In a general sense its therapeutic effects are alterative, and it possesses a particular adaptation to inflamed mucous surfaces; scrofula in all its forms, dyspepsia in its worst conditions, and kidney difficulties, with every kind of skin disease, including salt rheum, which it never fails to cure, are prominent among the diseases cured by the use of this water.
Its general effect is to tone up the system, regulate the secretions and vitalize the blood, thereby creating a better appetite and better assimilation.
The analysis of this water does not indicate any properties that can account for its astonishing effects on disease, but they are supposed to be owing to its peculiar combination. Scientific men, however, differ in regard to this point and in regard to the analysis.
A greater number of invalids are now using this water than from all the other springs in the place.
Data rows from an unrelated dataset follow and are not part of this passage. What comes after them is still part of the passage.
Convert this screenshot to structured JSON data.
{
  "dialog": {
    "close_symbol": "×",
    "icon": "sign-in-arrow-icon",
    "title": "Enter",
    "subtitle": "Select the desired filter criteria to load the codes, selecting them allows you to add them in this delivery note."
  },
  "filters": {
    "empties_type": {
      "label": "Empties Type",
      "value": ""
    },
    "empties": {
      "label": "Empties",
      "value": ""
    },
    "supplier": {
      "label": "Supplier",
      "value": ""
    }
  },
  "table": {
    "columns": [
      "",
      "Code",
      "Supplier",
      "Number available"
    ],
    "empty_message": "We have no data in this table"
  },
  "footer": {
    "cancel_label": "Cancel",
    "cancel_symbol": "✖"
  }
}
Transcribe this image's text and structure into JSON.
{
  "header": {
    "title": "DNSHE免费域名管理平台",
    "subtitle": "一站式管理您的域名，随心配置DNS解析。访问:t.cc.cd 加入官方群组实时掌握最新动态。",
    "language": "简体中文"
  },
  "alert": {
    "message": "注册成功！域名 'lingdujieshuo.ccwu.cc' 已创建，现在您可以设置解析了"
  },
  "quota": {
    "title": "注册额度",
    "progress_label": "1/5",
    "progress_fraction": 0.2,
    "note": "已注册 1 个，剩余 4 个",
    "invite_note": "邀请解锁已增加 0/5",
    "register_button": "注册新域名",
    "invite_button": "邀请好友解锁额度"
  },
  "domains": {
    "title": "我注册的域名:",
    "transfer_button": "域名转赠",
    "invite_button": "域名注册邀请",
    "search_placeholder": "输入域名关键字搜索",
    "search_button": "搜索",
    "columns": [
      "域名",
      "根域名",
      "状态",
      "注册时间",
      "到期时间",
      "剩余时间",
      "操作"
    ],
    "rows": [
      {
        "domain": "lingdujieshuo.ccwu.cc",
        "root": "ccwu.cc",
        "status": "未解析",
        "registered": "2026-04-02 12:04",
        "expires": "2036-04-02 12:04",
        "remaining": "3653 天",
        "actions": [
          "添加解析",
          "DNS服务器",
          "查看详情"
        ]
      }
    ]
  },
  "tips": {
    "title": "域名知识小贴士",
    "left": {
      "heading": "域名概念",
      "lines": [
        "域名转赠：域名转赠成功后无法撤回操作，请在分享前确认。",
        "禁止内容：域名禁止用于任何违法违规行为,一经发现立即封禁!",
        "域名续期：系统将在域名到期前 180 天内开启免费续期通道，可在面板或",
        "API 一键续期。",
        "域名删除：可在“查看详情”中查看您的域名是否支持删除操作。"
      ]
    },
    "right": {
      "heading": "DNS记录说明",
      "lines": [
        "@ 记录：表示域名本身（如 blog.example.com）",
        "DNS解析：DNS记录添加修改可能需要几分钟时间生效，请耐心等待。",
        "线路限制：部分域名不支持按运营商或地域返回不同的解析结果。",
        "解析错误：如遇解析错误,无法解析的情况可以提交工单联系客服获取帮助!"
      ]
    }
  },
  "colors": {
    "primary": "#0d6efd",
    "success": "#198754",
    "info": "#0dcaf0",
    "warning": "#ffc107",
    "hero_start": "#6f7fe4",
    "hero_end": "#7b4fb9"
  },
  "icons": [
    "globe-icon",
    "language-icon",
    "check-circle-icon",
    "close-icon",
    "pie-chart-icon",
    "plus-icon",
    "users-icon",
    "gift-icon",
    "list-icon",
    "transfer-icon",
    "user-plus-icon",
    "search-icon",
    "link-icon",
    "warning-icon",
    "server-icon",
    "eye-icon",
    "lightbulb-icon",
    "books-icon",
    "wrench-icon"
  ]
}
This water is not used as a beverage. More than a hundred gallons per day are taken away by real invalids, besides that drank at the spring. To become acquainted with its wonderful cures one needs only to go there and spend an hour conversing with those who are using it for their various ailments. The water is used at all hours of the day and a short time is all that is needed to learn the high estimation in which it is held as a remedial agent.
The “A” Spring is situated on Spring avenue, a little beyond the Empire Spring, on the eastern side of a steep bluff of calciferous sand rock, upon grounds which could be made quite attractive by a moderate outlay.
The memory of that reverend being, the oldest inhabitant does not recall the time when the existence of mineral water in this immediate locality was not known. As the merits of spring waters were so little known and understood in the earlier days of their discovery, the demand was far below the supply, and no attempt was made to introduce this spring to public attention, nor any provision for the use of its waters. In 1865, Messrs. Western & Co. purchased the property, and at once instituted plans for securing the fountain; and a shaft twelve feet square was sunk to the depth of sixteen feet. The surface above the rock consists of bluish marl, similar to that found all along this mineral valley. A tube, in the usual form, was placed over the spring, and clay was used as packing around it. In the spring of the next year the fountain was more perfectly secured by a new tubing, and the water was bottled and shipped all over the country.
An ill wind seemed to be blowing, and in 1867 the bottling-house was nearly destroyed by fire; and the spring was again retubed to the depth of thirty-two feet, going down to the solid rock, where one of the most perfect veins of water was found flowing in all its original purity, which was secured with the greatest care, in order to prevent the mixture of sulphurous or other waters, and carried to the surface through a tube made of maple.